## WHAT IS EXPECTED:
In the listing that follows, find the lines with the string "Trading" and report how many there are, without commentary.

◆ ◆ ◆ ◆

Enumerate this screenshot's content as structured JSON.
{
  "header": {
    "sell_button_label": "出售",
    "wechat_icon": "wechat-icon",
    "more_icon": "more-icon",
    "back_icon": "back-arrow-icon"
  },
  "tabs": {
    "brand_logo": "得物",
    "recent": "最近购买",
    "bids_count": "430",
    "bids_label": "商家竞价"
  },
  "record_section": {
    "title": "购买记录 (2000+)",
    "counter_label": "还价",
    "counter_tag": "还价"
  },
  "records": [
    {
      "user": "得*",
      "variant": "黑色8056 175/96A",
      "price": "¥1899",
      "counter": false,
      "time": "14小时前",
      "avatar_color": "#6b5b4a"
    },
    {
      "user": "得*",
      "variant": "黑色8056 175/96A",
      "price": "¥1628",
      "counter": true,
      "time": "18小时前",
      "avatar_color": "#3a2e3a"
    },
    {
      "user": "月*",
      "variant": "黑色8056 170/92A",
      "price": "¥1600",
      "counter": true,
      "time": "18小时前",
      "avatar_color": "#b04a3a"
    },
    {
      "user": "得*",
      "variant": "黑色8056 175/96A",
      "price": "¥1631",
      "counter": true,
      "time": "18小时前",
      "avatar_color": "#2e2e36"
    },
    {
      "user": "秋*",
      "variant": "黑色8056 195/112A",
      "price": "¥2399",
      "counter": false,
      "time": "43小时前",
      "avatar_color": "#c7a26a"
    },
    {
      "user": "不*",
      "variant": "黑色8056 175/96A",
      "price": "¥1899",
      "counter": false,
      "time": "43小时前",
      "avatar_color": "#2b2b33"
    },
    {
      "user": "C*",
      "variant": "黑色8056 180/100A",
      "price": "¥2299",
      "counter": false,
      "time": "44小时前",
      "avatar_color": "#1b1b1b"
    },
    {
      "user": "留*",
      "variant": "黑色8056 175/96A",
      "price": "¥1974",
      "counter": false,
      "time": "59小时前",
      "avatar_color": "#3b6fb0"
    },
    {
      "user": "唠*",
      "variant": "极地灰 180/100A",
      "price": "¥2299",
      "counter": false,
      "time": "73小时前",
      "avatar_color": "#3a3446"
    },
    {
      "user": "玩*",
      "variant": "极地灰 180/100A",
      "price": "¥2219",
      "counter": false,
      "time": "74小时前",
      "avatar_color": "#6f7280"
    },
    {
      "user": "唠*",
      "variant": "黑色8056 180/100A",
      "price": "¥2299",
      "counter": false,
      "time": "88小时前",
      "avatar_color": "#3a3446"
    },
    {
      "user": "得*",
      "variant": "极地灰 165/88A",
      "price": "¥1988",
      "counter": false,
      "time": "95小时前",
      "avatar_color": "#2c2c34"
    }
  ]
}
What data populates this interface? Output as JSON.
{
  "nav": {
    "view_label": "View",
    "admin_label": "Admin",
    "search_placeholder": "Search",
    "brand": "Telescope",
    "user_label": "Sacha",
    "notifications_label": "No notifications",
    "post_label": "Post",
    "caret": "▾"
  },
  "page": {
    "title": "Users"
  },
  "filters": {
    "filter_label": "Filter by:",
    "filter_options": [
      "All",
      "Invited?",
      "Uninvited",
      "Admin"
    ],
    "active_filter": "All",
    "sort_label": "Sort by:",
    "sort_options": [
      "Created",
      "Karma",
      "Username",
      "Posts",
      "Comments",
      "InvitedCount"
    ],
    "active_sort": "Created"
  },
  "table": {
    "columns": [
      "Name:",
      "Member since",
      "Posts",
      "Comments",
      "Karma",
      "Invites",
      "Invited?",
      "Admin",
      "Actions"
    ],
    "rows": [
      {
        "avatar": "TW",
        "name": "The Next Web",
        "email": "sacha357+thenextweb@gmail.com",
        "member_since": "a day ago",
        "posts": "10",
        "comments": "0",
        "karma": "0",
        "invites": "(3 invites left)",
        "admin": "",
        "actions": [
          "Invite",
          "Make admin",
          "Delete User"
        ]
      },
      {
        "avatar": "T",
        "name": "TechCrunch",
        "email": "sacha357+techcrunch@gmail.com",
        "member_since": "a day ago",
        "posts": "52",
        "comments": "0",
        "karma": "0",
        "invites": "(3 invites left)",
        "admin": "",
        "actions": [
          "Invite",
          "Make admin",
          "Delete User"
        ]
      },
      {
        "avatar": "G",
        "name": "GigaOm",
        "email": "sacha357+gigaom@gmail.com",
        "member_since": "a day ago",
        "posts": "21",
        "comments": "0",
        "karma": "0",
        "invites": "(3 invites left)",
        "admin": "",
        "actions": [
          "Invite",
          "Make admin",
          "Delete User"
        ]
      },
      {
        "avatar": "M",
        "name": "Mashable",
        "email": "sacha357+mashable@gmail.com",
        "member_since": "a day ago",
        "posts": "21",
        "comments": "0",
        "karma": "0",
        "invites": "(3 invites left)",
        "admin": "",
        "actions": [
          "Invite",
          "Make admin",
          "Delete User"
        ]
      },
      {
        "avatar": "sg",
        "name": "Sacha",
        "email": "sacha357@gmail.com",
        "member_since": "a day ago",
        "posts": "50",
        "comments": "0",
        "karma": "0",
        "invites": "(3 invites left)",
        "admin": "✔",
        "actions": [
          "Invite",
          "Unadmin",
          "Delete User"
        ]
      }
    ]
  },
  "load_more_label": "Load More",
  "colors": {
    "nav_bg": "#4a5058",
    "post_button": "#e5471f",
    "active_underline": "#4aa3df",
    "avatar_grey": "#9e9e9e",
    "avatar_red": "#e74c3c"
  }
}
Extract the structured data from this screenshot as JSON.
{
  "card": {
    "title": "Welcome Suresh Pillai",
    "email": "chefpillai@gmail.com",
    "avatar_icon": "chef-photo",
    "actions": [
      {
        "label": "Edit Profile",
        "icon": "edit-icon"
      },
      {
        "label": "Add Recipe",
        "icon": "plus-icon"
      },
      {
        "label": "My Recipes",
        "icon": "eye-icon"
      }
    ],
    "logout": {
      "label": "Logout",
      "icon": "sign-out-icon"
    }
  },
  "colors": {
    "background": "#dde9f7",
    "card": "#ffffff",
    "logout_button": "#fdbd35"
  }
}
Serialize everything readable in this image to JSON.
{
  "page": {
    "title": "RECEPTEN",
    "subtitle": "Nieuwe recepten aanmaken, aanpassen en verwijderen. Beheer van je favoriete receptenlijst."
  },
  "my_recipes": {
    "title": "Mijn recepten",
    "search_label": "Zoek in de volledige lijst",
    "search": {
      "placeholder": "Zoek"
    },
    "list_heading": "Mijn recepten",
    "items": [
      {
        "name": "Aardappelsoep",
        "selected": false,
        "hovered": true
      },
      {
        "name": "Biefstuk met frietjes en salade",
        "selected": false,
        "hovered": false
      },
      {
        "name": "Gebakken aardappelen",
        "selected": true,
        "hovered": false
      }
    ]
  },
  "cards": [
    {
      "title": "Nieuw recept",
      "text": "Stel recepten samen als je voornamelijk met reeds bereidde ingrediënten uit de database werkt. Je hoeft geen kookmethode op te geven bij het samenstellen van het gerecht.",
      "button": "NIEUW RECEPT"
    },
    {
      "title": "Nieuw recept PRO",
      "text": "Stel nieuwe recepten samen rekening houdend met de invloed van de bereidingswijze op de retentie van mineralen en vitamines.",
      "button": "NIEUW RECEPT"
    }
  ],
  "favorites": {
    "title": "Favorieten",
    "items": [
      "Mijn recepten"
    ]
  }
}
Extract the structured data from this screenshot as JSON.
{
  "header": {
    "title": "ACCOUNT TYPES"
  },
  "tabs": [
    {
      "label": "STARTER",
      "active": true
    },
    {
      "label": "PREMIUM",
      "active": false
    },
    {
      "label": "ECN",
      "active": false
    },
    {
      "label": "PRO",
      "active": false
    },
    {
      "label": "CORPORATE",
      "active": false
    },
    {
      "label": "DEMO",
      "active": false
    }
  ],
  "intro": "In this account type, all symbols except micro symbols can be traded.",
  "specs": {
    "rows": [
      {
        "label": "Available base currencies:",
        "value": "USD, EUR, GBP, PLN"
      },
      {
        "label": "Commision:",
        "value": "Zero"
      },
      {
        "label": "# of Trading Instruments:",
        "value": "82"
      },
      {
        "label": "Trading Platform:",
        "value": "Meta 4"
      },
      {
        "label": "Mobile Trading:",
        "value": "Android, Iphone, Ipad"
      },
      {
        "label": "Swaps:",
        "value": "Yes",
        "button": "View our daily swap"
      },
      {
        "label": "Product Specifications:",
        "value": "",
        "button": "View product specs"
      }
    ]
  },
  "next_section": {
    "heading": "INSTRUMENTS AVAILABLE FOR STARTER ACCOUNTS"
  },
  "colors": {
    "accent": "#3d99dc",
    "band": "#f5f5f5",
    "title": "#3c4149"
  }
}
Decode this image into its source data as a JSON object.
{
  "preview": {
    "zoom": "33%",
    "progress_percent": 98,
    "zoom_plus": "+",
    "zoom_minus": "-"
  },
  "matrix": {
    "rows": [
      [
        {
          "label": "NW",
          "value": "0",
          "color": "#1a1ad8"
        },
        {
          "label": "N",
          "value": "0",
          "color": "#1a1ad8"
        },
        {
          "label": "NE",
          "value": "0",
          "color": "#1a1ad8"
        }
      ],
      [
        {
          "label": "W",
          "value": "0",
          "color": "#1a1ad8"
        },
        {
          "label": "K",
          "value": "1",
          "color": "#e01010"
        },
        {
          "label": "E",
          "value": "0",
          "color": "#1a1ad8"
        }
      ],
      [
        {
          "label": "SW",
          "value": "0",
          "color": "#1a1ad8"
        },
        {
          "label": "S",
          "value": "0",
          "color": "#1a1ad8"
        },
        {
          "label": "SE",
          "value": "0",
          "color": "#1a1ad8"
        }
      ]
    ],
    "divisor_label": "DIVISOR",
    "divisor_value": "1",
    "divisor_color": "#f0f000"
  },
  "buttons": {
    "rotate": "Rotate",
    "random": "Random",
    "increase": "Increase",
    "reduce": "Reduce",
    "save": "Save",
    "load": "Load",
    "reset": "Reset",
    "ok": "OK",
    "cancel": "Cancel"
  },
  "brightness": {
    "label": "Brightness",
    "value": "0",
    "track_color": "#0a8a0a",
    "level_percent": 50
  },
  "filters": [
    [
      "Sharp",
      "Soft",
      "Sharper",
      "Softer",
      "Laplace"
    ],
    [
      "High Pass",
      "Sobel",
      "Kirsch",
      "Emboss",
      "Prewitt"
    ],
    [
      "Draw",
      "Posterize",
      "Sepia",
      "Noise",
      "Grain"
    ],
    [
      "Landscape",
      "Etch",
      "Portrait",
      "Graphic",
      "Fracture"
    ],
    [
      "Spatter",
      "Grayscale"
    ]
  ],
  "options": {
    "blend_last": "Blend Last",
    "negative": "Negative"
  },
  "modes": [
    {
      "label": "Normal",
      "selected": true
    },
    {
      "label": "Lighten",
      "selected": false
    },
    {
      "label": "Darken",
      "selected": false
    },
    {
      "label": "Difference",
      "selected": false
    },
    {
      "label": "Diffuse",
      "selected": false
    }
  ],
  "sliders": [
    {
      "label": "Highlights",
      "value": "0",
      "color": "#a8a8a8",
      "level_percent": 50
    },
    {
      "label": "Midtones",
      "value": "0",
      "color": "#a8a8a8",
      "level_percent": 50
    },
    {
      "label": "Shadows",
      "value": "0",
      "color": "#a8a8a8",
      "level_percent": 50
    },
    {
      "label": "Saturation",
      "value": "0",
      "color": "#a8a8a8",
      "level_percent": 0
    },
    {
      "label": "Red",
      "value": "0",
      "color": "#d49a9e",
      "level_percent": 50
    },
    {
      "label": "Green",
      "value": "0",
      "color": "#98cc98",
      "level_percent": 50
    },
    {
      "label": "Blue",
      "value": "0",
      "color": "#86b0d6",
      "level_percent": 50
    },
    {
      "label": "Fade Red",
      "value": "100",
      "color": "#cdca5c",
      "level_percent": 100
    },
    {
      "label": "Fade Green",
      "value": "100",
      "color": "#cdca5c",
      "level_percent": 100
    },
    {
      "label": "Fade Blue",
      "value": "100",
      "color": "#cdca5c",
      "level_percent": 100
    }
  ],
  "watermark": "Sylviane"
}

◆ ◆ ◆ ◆

## FINISHED EXERCISE:
3